I once read an insightful observation about the geo-location revolution that came about with the popularlization of cell phones: In the old days of POTS (your landline, literally “plain old telephone service”) when you dialed a number you knew where you were calling but you didn’t know who was going to pick up. With cell phones that was reversed: you knew who you were calling but you had no idea where they were.
Only, this wasn’t quite true. To find someone you’d have to call their house, their workplace, their cellphone. What you were really calling wasn’t the person but one of their phones. Much of the time you’d end up with voicemail.
Well, the promise of the geolocation revolution has been taken to its logical conclusion.

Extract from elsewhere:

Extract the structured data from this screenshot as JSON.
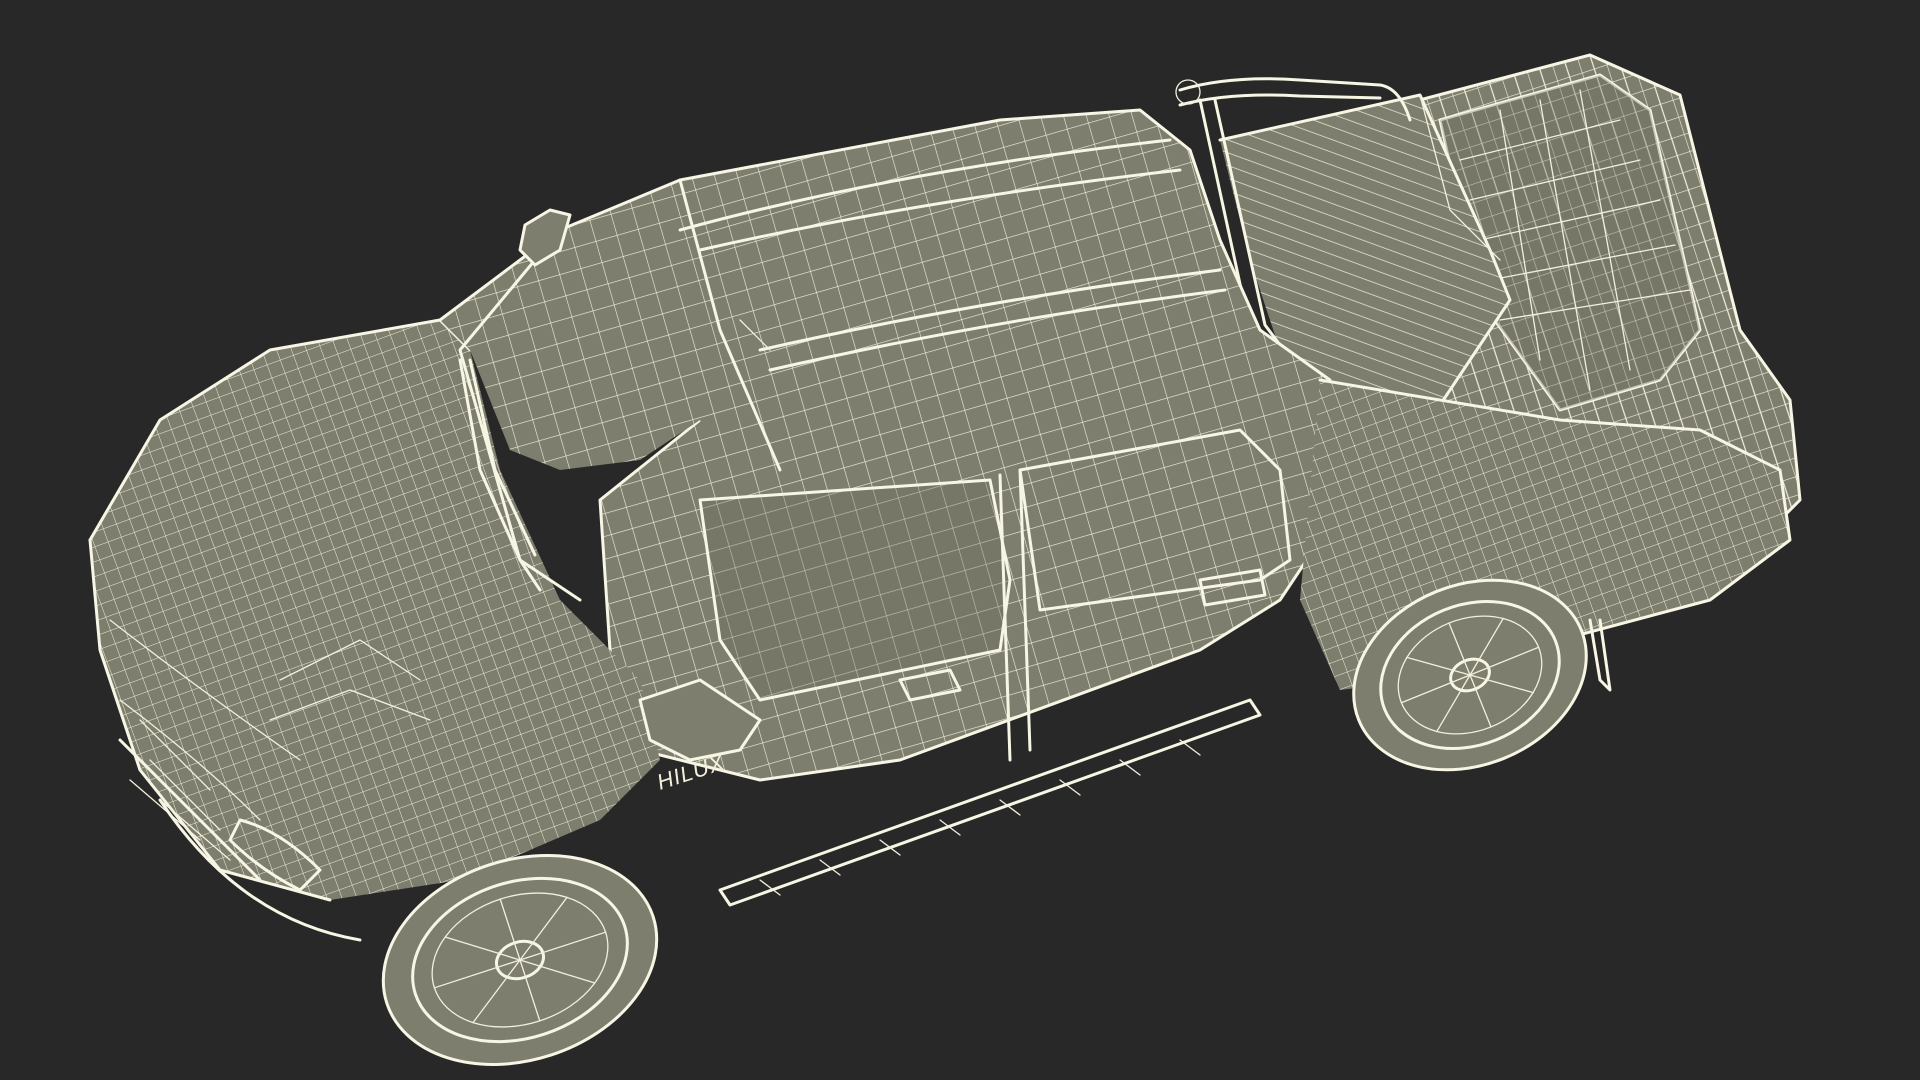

I’ve finally gotten my invitation to Google Voice, formerly Grand Central, the personalized telephone switching service that the big-G is opening up to U.S. customers this summer. It’s free and it gives you the ultimate in virtuality: a phone number that is not connected to any phone. When people call your Google Voice number, any number of phones start ringing. Which one you answer depends on your geography and convenience.
I have three phones set to ring on Google Voice calls depending on the type of call: my cell phone, my home phone and my computer (a Skype plan with it’s own incoming phone number). If I’m dissatisfied with the phone I’m on I can press the star key to have all my phones ring anew and transfer the call seamlessly (a very addictive past-time). It’s a fascinating evolution of the phone into a virtual communication device.
Intrigued? You can sign up for a Google Voice invite from its site. It’s not a perfect system. To use it most effectively requires changing your phoning habits and making a very serious switch. I suggest Lifehacker’s guide “How to Ease Your Transition to Google Voice” as a good place to start.